Sad consequence of rejecting the Creator

Where does all this lead us? The scriptures tell us: “For the invisible things of him from the creation of the world are clearly seen, being understood by the things that are made, even his eternal power and Godhead; so that they are without excuse” (Rom.1:20). The Lord of the universe expects us to acknowledge Him by the evidence plainly visible in His creation.

The sad consequence of ignoring this connection and attributing the natural world instead to the god of chance is that it removes any personal responsibility for men and women to search for truth in the things of the spirit. As the Apostle Paul said almost 2,000 years ago to the people of Athens on Mars Hill, “That they should seek the Lord, if haply they might feel after him, and find him, though he be not far from every one of us” (Acts 17:27).

It has also undermined the linkage between morality and faith. While some high-minded individuals can certainly be atheists and at the same time moral people, the fact remains it is far more common that accepting the god of chance and dismissing the creator leads to an attitude of mind that concludes, if there is no future hope, then “What advantageth it me, if the dead rise not? let us eat and drink; for tomorrow we die” (I Cor.15:32). Thus, dismissing the creator leads to the inevitable outcome that many think the wisest course of action is to get all you can now no matter how you have to obtain it. The moral consequences are painfully evident in the scandals of the corporate world, the breakdown of family life and the general malaise in people’s lives because of the lack of hope in the future.

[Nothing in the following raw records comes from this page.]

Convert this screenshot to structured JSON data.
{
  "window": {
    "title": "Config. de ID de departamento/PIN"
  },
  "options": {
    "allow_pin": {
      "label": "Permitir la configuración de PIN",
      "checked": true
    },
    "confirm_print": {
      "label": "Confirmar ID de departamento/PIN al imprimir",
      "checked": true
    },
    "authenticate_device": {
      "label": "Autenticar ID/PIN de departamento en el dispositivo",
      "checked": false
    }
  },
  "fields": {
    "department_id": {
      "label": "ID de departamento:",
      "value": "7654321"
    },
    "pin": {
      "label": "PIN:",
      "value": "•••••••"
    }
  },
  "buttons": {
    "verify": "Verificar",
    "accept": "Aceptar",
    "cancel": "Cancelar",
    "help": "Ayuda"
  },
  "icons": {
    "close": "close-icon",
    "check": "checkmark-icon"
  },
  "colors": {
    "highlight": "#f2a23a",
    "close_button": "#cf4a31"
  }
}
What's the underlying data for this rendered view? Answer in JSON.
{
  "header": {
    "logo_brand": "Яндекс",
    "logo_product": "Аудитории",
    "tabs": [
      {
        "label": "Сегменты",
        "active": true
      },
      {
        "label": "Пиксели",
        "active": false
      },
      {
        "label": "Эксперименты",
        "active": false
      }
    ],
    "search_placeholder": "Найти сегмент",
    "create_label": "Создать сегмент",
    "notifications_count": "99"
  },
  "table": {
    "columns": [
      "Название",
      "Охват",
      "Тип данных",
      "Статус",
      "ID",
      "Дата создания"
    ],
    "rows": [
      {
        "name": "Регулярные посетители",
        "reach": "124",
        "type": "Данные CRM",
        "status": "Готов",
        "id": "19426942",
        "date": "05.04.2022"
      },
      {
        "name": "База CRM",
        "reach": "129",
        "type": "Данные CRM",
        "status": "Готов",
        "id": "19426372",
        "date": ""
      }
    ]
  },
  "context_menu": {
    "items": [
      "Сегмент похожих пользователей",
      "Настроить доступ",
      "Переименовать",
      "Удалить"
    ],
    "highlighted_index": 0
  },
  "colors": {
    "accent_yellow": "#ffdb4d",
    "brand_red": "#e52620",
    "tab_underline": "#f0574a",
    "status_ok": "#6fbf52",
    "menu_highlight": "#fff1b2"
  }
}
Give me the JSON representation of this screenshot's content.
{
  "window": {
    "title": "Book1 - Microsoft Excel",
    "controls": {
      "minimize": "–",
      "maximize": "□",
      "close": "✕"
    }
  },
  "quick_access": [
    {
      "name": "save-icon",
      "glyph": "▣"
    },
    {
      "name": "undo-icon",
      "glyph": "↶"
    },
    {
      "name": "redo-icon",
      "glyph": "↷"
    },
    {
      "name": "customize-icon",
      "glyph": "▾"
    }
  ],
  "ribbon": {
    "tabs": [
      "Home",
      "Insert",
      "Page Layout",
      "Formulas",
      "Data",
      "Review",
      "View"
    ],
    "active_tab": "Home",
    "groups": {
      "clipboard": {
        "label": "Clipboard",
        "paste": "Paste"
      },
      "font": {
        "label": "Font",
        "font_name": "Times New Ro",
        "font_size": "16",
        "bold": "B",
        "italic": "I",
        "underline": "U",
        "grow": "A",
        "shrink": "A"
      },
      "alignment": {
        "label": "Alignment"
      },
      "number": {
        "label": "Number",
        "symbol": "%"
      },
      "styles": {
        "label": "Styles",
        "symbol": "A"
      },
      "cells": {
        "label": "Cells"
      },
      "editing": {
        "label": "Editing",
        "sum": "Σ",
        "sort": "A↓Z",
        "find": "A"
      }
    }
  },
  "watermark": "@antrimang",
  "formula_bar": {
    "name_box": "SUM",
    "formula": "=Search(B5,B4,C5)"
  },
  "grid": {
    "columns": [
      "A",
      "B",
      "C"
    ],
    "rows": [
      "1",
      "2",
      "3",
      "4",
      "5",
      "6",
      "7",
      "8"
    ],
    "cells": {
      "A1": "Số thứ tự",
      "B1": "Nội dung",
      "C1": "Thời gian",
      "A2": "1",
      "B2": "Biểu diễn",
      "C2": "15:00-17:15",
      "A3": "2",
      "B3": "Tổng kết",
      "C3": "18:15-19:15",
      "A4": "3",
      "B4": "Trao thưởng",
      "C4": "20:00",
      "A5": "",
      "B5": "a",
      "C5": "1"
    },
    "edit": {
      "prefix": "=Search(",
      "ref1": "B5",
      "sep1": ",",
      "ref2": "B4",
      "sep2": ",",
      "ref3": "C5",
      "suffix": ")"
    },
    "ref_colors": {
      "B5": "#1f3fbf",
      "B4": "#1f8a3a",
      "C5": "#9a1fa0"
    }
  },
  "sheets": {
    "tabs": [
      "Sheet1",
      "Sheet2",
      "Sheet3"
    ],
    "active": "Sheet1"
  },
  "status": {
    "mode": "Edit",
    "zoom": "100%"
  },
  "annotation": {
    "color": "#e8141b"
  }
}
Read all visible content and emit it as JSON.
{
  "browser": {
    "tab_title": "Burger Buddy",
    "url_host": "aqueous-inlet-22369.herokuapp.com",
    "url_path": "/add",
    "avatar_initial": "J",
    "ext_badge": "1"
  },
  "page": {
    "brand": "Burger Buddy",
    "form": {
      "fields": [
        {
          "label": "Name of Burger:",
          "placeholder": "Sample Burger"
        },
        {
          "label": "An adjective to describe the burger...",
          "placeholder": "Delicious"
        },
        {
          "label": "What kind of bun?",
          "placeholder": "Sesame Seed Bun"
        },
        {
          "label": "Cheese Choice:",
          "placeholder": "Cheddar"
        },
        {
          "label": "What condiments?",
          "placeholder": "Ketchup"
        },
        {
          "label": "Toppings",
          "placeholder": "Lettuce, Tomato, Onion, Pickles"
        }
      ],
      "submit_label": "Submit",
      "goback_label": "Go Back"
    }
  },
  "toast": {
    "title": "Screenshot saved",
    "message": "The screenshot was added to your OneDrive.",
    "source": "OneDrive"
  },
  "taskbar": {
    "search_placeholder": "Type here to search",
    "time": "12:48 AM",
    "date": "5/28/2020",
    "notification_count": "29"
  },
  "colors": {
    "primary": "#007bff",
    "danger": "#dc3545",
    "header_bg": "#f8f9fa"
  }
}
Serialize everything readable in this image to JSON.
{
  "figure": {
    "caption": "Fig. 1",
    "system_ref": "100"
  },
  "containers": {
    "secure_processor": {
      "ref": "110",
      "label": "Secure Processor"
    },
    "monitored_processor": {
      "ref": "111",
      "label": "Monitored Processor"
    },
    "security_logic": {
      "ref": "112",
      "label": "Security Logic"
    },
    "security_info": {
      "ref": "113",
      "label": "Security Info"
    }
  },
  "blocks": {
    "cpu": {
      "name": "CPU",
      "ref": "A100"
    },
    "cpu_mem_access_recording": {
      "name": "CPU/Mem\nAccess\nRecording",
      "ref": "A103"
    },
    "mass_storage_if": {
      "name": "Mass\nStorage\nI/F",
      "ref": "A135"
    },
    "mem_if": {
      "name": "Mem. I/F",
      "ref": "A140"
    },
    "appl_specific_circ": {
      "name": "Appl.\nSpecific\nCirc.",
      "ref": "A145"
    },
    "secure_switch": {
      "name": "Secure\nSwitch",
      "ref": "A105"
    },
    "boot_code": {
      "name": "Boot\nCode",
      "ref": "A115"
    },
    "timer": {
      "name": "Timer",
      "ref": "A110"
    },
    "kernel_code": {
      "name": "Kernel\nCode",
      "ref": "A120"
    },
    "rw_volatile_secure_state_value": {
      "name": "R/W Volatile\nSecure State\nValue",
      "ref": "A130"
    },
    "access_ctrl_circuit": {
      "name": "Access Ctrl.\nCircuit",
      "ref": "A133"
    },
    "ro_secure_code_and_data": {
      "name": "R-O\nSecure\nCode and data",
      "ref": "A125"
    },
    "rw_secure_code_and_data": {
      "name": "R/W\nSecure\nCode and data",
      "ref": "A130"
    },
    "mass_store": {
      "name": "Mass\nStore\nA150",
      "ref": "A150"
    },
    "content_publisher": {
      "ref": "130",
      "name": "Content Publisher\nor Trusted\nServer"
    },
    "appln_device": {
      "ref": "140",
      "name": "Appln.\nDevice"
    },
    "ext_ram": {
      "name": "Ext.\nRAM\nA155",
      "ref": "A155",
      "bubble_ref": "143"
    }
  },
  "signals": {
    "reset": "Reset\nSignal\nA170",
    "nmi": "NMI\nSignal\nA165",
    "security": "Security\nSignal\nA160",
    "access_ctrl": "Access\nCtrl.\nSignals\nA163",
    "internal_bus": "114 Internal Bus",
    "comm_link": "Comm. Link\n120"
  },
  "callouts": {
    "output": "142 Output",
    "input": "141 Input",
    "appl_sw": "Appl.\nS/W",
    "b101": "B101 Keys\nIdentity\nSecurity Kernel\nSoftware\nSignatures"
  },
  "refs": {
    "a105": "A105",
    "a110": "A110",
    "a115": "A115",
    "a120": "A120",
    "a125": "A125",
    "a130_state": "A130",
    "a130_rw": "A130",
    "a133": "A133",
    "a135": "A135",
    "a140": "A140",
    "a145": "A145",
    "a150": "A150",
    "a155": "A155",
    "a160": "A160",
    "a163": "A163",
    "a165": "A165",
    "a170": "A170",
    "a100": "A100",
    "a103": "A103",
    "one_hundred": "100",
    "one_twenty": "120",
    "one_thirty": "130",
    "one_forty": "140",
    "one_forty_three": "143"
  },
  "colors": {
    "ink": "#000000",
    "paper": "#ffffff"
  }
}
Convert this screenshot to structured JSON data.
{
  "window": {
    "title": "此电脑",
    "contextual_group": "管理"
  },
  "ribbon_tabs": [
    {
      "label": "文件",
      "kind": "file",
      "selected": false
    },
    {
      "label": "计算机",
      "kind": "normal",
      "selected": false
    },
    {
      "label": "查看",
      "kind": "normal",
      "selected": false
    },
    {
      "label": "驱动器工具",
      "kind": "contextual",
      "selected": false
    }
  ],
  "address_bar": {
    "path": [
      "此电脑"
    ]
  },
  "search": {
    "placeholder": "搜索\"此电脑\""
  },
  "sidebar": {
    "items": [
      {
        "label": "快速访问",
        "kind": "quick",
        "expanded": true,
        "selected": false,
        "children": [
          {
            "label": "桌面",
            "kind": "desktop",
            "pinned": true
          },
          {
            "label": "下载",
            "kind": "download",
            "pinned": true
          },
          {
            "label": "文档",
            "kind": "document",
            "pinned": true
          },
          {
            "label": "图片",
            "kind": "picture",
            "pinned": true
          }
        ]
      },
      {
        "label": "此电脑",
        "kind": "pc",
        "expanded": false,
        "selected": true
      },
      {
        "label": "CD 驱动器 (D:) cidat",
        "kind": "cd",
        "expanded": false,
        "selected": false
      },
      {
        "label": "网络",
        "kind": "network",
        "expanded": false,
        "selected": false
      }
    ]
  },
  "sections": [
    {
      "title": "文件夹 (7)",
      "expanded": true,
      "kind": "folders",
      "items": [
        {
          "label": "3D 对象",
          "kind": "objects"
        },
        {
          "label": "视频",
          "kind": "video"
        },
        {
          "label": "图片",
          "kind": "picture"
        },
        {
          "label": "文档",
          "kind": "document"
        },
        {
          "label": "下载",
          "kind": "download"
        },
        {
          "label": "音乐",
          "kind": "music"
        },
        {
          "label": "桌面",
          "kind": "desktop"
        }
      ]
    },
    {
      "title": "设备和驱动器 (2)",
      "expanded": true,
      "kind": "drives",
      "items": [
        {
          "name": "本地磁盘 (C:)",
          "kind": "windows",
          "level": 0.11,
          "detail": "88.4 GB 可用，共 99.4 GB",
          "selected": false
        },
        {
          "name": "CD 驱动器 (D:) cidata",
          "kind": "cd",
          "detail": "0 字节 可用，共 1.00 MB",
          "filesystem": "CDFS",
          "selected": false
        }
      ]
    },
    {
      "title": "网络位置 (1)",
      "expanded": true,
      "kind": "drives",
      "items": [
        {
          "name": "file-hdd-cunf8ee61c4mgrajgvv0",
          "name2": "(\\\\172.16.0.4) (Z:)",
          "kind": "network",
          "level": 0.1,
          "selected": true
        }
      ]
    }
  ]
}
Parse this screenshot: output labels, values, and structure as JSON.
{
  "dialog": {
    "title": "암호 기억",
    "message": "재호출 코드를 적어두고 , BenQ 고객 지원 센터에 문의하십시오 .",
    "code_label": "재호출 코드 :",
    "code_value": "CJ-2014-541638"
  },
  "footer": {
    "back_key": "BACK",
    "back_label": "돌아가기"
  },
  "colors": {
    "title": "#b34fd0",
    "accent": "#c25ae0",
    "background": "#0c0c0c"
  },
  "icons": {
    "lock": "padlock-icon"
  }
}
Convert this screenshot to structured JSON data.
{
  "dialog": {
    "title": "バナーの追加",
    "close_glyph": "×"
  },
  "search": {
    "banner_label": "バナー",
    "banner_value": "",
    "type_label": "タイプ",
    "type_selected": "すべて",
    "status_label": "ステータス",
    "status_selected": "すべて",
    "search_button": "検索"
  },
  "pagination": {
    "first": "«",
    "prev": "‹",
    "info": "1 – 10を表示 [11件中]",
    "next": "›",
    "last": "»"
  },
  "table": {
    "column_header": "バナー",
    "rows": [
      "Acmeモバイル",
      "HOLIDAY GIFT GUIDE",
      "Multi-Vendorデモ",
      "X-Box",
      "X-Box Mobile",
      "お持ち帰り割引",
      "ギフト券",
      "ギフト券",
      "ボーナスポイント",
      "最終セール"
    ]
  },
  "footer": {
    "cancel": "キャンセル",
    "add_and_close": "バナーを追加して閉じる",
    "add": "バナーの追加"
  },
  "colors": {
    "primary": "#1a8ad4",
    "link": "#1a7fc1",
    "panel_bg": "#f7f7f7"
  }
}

The Bible says, “Now faith is the substance of things hoped for, the evidence of things not seen” (Heb. 11:1). The author of Hebrews goes on to tell us, “And without faith it is impossible to please God, because anyone who comes to him must believe that he exists and that he rewards those who earnestly seek him” (Heb. 11:6 NIV). This connection between faith in the creator and the hope of a future reward is critical; destroy the former and the latter vanishes.

What will it be then? The God of Creation as revealed in the Holy Bible, or the god of chance proposed by the wisdom of men to explain the seemingly unexplainable? The scriptures offer us a better way for we are told, “But thanks be to God! He gives us the victory [over death] through our Lord Jesus Christ. Therefore, my dear brothers, stand firm. Let nothing move you. Always give yourselves fully to the work of the Lord, because you know that your labor in the Lord is not in vain” (I Cor.15:57NIV).

By John C. Bilello, Ann Arbor, Michigan

 [This concludes the Bible and Science Series]


1 Steven Weinberg shared the Nobel Prize in 1979 for his work in high-energy physics.

2 Steven Weinberg, in The First Three Minutes: A Modern View of the Origin of the Universe, 2nd Paperback edition, Pub. by Basic Books, New York, (1993). Originally published in 1977.

3 “The more we refine our understanding of God to make the concept plausible, the more it seems pointless.” Quoted from Steven Weinberg, in Dreams of a Final Theory: The Scientist’s Search for the Ultimate Laws of Nature, Pub. Pantheon Books, New York, (1992).

4 Charles Townes, co-inventer of the laser, shared the Nobel prize in 1964.

5 As reported in the Toronto Star, March 10, 2005, in an article reporting on Dr. Townes receiving the Templeton Prize, which is awarded annually for progress or research in spiritual matters.

6 George Gamow, One, Two, Three…Infinity: Facts and Speculations of Science, Dover Publications, Mineola, NY, (1988). [This is a republication of the (1961) Viking edition].

7 Paul Davies, Superforce, Simon and Schuster, New York, (1984), pg. 273. (These are in fact the concluding words of his book).